### Action item
Read the listing and extract each line that includes the word "JSON".

### Data listing
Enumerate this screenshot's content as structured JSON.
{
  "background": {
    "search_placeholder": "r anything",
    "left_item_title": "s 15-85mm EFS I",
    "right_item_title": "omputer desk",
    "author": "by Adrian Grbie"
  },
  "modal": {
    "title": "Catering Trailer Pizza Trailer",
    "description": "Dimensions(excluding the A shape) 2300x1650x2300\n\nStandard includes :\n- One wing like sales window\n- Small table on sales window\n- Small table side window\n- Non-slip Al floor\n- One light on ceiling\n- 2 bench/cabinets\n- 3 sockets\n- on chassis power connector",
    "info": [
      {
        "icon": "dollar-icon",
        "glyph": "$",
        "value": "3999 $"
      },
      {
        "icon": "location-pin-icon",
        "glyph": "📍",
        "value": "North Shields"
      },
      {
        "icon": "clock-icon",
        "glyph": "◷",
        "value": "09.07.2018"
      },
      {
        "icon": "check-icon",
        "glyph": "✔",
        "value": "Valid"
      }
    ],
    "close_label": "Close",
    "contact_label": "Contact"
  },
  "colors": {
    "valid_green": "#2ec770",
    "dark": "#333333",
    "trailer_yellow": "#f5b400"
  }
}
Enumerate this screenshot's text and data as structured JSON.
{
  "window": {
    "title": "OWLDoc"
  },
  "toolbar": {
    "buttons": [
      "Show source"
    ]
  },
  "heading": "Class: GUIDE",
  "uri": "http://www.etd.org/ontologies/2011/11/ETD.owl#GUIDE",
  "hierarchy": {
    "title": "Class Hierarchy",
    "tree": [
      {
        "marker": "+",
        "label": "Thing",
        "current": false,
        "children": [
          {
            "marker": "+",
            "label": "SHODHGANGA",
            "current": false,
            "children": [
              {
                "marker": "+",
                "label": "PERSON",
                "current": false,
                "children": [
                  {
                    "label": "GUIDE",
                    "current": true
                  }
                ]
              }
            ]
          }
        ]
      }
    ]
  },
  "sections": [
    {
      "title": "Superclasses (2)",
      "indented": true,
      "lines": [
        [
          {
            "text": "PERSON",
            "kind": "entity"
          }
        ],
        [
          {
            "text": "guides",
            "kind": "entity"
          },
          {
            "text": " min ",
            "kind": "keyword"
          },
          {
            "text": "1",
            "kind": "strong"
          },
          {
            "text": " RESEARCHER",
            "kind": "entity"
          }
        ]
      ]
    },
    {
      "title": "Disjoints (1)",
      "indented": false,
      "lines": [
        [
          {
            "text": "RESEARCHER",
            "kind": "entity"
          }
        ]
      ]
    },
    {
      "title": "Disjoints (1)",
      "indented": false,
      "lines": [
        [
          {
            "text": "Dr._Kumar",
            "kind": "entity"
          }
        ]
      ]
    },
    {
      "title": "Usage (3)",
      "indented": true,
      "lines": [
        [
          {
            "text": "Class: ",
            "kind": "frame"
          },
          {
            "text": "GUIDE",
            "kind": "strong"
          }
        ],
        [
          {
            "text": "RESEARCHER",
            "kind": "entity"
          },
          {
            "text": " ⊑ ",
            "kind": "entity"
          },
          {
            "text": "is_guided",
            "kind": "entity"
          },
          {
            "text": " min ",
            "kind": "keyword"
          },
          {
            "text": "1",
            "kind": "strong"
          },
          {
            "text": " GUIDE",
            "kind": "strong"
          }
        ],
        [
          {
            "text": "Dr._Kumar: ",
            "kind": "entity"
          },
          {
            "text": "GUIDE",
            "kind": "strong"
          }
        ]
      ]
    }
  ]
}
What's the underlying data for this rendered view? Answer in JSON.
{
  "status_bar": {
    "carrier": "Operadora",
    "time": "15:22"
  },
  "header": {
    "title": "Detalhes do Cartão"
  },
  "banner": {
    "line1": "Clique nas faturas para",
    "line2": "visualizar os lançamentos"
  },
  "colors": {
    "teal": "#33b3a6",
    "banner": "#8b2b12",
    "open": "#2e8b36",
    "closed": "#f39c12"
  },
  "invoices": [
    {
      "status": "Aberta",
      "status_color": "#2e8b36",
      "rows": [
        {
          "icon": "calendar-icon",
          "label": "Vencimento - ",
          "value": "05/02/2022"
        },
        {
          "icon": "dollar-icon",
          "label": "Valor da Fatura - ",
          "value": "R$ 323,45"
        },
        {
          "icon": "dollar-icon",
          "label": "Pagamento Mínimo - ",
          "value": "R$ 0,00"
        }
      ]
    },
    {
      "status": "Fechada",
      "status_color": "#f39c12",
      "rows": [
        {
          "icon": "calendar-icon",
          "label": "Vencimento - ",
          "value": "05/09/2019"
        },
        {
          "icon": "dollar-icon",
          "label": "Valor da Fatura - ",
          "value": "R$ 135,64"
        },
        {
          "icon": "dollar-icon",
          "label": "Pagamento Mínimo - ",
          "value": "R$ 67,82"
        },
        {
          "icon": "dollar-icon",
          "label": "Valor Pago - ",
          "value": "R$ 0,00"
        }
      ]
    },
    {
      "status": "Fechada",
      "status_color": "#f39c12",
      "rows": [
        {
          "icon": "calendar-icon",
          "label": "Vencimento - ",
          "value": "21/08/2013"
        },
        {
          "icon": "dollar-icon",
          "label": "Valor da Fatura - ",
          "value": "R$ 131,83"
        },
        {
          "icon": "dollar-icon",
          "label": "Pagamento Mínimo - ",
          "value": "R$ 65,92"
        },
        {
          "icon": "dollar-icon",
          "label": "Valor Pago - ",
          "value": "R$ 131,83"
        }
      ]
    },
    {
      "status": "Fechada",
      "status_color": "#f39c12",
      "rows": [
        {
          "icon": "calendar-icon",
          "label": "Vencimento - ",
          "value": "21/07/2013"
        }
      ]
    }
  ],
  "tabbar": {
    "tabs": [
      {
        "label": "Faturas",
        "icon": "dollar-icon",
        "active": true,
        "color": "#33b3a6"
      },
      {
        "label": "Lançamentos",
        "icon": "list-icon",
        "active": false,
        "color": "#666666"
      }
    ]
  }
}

### Reply to the exercise
Enumerate this screenshot's content as structured JSON.
Enumerate this screenshot's text and data as structured JSON.
What's the underlying data for this rendered view? Answer in JSON.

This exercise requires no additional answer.